The Baum-Longworth-Sinton-Taft House, a National Historic Landmark built about 1820 for prominent businessman Martin Baum, is the oldest domestic wooden structure in situ locally and is considered one of the finest examples of Federal architecture in the Palladian style in the country.

Other residents of this important villa included eminent attorney Nicholas Longworth, who hired African American painter Robert S. Duncanson to paint landscape murals in the foyer, now considered as one of the finest suites of domestic murals dating from before the Civil War.

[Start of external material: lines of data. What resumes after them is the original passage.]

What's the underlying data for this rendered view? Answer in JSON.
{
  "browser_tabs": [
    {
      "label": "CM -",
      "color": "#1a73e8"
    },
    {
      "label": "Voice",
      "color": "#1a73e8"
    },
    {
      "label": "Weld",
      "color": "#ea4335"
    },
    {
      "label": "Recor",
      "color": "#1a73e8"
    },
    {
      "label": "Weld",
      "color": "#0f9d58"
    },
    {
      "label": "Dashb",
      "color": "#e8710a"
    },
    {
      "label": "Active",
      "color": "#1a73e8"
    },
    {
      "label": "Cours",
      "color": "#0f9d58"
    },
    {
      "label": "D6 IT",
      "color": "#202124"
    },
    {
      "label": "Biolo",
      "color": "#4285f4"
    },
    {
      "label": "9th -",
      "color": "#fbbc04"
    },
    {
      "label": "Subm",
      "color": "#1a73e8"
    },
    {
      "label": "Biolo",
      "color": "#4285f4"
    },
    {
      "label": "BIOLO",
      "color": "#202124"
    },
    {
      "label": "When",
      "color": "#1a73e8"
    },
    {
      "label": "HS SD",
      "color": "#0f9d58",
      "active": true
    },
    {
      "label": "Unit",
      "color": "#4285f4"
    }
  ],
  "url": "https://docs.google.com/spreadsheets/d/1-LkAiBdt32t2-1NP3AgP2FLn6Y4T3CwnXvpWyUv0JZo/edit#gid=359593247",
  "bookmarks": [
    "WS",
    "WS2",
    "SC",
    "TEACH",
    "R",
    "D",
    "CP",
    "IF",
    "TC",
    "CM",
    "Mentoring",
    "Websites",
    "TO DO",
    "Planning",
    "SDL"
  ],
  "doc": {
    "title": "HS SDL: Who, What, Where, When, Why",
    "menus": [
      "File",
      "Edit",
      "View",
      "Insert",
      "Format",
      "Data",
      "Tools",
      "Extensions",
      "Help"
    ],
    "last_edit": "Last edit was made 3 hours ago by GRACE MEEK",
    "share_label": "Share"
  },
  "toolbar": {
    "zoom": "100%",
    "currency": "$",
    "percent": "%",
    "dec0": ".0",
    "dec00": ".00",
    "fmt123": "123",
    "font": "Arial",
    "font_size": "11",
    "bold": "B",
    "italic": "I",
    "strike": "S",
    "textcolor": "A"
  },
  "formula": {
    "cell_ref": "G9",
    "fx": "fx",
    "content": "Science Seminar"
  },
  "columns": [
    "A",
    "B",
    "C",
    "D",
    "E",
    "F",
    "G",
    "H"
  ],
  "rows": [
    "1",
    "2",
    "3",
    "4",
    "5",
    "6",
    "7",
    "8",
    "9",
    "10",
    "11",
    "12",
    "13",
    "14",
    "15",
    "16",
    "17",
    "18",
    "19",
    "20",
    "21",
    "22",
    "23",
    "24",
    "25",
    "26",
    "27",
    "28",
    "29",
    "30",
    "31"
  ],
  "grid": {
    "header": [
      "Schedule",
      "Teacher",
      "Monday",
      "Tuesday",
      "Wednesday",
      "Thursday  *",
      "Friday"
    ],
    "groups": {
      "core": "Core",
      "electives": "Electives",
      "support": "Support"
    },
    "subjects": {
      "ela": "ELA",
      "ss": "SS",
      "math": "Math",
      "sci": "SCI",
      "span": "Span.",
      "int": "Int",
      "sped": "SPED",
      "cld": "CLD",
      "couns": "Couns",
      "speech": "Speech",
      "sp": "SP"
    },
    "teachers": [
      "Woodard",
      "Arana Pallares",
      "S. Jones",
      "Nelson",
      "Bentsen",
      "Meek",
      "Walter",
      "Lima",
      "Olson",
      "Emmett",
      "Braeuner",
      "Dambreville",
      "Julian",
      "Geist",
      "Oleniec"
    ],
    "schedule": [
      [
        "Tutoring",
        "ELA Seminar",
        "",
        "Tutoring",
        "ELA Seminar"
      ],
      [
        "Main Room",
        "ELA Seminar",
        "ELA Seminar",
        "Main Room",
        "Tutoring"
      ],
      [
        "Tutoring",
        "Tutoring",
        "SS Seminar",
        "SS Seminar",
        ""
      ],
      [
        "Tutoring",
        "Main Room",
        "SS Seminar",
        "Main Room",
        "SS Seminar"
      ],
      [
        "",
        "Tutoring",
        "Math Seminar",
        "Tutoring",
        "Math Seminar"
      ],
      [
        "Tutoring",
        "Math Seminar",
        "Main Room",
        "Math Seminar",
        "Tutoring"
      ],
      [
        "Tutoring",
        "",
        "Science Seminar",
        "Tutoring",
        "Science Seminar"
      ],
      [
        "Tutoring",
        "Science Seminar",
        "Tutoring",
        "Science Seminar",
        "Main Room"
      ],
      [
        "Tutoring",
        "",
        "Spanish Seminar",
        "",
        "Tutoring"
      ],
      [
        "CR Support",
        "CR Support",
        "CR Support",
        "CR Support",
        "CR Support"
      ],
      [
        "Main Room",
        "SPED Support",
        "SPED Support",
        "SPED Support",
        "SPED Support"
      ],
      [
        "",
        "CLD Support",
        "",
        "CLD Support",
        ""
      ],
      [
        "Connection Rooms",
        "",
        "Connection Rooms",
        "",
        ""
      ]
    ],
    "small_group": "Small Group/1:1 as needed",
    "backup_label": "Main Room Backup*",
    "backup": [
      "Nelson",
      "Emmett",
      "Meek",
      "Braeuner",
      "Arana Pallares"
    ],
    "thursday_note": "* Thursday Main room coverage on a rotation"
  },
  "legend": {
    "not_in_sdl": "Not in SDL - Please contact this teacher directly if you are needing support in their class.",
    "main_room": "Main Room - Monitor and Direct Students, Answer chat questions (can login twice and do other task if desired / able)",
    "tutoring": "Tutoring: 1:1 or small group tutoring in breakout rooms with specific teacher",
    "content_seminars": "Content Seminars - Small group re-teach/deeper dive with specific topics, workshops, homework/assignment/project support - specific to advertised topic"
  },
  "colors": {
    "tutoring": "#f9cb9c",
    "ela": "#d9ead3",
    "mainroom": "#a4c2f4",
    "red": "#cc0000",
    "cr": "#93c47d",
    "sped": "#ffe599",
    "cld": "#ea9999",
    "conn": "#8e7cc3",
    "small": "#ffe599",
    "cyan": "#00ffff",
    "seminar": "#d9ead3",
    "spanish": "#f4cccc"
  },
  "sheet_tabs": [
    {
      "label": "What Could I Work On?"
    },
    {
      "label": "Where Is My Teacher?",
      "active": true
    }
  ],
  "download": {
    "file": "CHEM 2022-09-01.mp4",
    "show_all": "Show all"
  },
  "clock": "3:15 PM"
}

After Longworth’s residency, the villa with a copper roof was purchased by David Sinton, iron industrialist and father of, Anna Sinton Taft. After Anna’s marriage in 1873 to Charles Phelps Taft, the couple lived in the mansion until their respective deaths in 1931 and 1929. In 1908, Charles Phelps Taft’s half-brother, William Howard Taft accepted the nomination for U. S. president underneath the house’s portico. The Tafts bequeathed their historic home and private collection of 690 works of art to the people of Cincinnati in 1927. After extensive remodeling and updating, the Baum-Longworth-Taft House opened as the Taft Museum in 1932.

The Taft Museum of Art reopened on May 15, 2004, following a major renovation and expansion, which included a parking garage, the Fifth Third Gallery for special exhibitions, Dater Education Room, Luther Hall performance/lecture facility, larger Museum Shop, and a Café.

Today, the Tafts’ distinguished collections are displayed in the Federal villa, which stands as the older part of one of the finest small art museums in the nation.